* [Dataset rows for apps and sites]
········
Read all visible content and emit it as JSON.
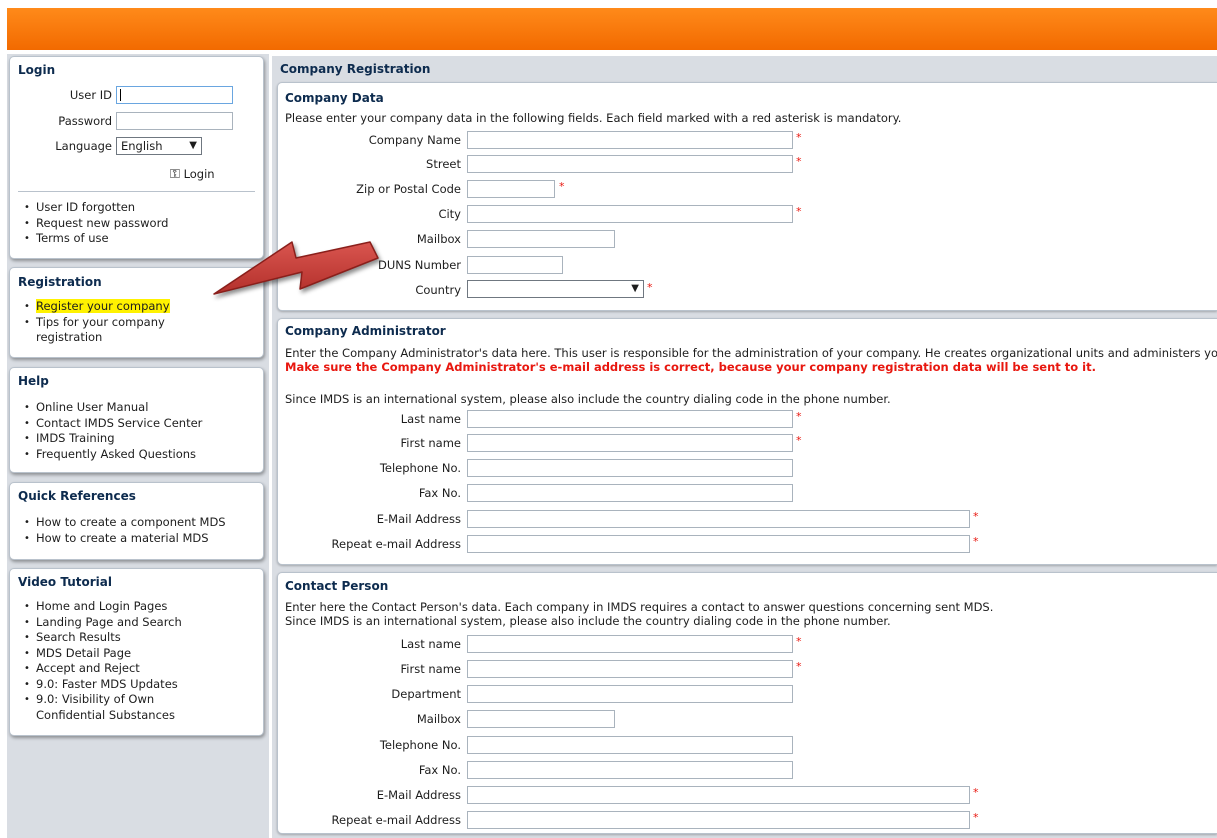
{
  "login": {
    "title": "Login",
    "userid_label": "User ID",
    "password_label": "Password",
    "language_label": "Language",
    "language_value": "English",
    "login_button": "Login",
    "links": [
      "User ID forgotten",
      "Request new password",
      "Terms of use"
    ]
  },
  "registration": {
    "title": "Registration",
    "links": [
      "Register your company",
      "Tips for your company",
      "registration"
    ]
  },
  "help": {
    "title": "Help",
    "links": [
      "Online User Manual",
      "Contact IMDS Service Center",
      "IMDS Training",
      "Frequently Asked Questions"
    ]
  },
  "quick_refs": {
    "title": "Quick References",
    "links": [
      "How to create a component MDS",
      "How to create a material MDS"
    ]
  },
  "video": {
    "title": "Video Tutorial",
    "links": [
      "Home and Login Pages",
      "Landing Page and Search",
      "Search Results",
      "MDS Detail Page",
      "Accept and Reject",
      "9.0: Faster MDS Updates",
      "9.0: Visibility of Own",
      "Confidential Substances"
    ]
  },
  "main": {
    "title": "Company Registration",
    "company_data": {
      "title": "Company Data",
      "intro": "Please enter your company data in the following fields. Each field marked with a red asterisk is mandatory.",
      "fields": [
        "Company Name",
        "Street",
        "Zip or Postal Code",
        "City",
        "Mailbox",
        "DUNS Number",
        "Country"
      ]
    },
    "admin": {
      "title": "Company Administrator",
      "intro": "Enter the Company Administrator's data here. This user is responsible for the administration of your company. He creates organizational units and administers yo",
      "warning": "Make sure the Company Administrator's e-mail address is correct, because your company registration data will be sent to it.",
      "note": "Since IMDS is an international system, please also include the country dialing code in the phone number.",
      "fields": [
        "Last name",
        "First name",
        "Telephone No.",
        "Fax No.",
        "E-Mail Address",
        "Repeat e-mail Address"
      ]
    },
    "contact": {
      "title": "Contact Person",
      "intro": "Enter here the Contact Person's data. Each company in IMDS requires a contact to answer questions concerning sent MDS.",
      "note": "Since IMDS is an international system, please also include the country dialing code in the phone number.",
      "fields": [
        "Last name",
        "First name",
        "Department",
        "Mailbox",
        "Telephone No.",
        "Fax No.",
        "E-Mail Address",
        "Repeat e-mail Address"
      ]
    },
    "asterisk": "*"
  },
  "colors": {
    "header": "#f57a08",
    "title": "#0d2b4e",
    "mandatory": "#e8170f",
    "highlight": "#fff200"
  }
}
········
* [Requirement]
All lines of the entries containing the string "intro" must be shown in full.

* [Solution to this exercise]
      "intro": "Please enter your company data in the following fields. Each field marked with a red asterisk is mandatory.",
      "intro": "Enter the Company Administrator's data here. This user is responsible for the administration of your company. He creates organizational units and administers yo",
      "intro": "Enter here the Contact Person's data. Each company in IMDS requires a contact to answer questions concerning sent MDS.",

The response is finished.